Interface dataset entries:

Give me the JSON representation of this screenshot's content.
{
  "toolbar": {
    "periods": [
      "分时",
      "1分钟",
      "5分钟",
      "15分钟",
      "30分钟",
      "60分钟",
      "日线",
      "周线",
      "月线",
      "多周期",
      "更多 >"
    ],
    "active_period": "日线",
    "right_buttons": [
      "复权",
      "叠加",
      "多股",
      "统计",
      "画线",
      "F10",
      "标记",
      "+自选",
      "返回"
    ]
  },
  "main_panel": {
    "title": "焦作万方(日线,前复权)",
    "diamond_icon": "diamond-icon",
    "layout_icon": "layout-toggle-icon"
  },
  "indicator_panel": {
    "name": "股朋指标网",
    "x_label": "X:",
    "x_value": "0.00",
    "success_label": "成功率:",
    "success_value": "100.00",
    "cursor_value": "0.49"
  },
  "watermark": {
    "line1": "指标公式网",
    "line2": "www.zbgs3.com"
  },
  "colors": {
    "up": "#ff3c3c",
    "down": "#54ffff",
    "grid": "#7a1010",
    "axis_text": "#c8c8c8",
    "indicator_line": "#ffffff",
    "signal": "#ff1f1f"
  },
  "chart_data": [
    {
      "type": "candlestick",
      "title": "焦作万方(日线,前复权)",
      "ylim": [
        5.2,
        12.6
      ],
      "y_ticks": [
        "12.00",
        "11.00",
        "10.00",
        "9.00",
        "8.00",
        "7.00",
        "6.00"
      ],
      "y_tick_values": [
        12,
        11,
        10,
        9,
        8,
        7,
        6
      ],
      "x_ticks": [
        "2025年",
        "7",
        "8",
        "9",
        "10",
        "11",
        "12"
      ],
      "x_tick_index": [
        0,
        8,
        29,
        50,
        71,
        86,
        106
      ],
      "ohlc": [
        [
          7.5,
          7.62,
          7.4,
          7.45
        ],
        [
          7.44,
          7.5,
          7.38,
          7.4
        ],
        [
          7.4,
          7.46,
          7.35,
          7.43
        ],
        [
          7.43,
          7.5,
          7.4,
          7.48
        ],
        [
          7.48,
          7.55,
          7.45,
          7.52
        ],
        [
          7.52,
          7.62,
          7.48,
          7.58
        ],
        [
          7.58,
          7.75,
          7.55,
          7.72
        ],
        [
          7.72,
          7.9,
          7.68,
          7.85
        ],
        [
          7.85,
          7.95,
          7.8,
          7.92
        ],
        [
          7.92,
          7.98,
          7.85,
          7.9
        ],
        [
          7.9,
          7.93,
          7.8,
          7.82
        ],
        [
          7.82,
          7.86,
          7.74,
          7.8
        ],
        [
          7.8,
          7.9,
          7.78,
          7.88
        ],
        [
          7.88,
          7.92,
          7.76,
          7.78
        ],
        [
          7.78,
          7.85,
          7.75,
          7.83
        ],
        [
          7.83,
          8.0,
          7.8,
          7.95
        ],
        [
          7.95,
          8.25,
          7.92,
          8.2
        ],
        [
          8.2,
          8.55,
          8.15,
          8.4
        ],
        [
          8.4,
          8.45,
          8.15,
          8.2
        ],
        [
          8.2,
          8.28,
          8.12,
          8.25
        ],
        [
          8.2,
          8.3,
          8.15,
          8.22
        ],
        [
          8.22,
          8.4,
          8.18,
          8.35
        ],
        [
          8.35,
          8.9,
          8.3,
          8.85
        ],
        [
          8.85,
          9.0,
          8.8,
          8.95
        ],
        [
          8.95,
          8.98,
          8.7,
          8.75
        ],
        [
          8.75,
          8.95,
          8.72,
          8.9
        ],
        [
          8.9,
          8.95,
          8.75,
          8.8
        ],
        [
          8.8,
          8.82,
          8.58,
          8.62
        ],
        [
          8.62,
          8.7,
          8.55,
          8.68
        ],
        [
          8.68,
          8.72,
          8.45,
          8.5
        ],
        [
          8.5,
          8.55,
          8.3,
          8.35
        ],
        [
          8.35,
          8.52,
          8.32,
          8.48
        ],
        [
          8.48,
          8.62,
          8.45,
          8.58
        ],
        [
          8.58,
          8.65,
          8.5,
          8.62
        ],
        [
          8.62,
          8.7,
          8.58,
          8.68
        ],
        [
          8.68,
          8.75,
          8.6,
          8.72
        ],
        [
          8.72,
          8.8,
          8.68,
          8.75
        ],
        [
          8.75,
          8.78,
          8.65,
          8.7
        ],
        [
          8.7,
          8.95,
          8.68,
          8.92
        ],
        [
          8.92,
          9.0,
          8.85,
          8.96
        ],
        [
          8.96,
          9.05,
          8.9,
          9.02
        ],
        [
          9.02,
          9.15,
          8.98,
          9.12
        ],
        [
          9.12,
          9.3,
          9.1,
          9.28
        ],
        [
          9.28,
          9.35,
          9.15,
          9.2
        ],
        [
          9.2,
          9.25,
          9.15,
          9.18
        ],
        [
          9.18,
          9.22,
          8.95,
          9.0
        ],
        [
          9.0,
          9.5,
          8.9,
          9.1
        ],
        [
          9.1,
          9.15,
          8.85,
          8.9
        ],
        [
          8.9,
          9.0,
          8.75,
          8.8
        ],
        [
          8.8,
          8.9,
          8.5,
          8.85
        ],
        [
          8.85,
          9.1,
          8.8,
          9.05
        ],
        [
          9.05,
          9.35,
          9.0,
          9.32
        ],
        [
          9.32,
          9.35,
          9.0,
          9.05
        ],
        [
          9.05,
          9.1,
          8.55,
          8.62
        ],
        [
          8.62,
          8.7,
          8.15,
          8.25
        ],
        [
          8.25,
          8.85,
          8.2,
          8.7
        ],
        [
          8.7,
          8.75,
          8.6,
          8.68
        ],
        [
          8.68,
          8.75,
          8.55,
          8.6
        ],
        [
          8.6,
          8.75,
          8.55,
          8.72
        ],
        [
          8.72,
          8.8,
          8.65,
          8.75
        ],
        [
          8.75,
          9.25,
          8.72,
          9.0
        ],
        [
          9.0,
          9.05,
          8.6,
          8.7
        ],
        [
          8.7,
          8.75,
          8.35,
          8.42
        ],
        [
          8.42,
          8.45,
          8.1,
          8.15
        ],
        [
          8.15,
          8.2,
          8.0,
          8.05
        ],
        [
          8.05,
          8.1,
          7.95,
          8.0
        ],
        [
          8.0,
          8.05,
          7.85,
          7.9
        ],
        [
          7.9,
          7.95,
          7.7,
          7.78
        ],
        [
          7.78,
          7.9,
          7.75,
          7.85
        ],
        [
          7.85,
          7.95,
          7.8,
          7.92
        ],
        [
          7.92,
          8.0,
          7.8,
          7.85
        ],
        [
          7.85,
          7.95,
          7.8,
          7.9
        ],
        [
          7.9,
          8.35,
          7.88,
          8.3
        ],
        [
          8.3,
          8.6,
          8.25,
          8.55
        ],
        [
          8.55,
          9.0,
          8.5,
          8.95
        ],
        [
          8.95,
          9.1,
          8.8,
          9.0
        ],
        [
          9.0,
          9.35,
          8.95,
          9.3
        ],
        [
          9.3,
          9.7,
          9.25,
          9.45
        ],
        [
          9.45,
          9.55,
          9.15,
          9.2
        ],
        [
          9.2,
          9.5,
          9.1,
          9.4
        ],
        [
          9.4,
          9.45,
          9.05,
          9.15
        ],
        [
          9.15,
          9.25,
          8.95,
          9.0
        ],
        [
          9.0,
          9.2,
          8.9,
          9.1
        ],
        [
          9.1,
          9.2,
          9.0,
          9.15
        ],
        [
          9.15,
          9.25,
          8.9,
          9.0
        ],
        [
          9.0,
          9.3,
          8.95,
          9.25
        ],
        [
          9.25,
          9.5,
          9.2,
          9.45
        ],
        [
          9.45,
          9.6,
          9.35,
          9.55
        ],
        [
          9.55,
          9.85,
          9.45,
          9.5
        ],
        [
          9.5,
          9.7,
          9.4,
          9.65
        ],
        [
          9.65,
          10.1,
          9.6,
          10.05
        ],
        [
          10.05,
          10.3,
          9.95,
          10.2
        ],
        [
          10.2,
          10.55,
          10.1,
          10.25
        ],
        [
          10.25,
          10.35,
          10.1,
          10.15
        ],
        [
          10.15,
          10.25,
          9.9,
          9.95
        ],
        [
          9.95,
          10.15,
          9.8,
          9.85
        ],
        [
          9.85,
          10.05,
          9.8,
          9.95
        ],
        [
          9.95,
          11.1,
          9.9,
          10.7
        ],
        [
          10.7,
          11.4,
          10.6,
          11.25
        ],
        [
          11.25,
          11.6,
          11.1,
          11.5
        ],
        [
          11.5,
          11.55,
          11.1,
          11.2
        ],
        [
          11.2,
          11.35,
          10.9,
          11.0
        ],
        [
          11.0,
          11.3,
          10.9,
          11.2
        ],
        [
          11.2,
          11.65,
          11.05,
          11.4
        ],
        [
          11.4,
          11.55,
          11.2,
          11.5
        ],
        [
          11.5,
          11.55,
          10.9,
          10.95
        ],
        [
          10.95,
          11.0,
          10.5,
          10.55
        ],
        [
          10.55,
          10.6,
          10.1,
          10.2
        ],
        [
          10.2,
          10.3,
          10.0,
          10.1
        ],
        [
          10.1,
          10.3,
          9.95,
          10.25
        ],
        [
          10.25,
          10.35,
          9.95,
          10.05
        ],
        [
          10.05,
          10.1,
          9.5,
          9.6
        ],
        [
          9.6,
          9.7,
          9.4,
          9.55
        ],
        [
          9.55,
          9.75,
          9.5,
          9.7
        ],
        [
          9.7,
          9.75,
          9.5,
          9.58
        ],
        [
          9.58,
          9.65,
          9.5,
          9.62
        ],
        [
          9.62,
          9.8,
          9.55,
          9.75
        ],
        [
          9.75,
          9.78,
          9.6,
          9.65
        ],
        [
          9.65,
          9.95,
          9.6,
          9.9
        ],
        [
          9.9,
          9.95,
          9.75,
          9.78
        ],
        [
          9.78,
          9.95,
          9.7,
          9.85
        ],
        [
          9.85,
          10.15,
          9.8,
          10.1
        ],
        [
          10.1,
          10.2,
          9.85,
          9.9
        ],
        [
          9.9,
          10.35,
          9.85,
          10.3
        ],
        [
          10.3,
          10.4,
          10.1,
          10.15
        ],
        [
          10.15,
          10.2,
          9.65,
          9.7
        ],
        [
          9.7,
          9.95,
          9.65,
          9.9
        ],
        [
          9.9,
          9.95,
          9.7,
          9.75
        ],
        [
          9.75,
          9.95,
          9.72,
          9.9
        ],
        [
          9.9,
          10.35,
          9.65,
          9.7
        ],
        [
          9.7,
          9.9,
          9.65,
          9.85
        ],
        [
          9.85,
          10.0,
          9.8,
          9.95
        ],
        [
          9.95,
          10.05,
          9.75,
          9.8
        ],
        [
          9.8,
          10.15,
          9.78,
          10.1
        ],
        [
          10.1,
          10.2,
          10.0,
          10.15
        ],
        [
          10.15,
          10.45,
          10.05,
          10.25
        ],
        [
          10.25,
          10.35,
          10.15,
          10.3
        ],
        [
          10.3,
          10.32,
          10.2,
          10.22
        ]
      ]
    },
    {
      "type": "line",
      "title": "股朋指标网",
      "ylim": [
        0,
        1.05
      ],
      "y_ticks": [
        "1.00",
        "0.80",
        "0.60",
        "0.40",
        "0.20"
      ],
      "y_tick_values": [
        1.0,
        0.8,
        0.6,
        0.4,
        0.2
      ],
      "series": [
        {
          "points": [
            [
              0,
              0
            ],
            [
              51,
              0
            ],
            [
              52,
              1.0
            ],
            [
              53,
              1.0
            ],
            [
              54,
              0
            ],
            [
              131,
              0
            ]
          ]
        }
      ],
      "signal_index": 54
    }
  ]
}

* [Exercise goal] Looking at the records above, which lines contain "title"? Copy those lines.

* [Answer section]
    "title": "焦作万方(日线,前复权)",
      "title": "焦作万方(日线,前复权)",
      "title": "股朋指标网",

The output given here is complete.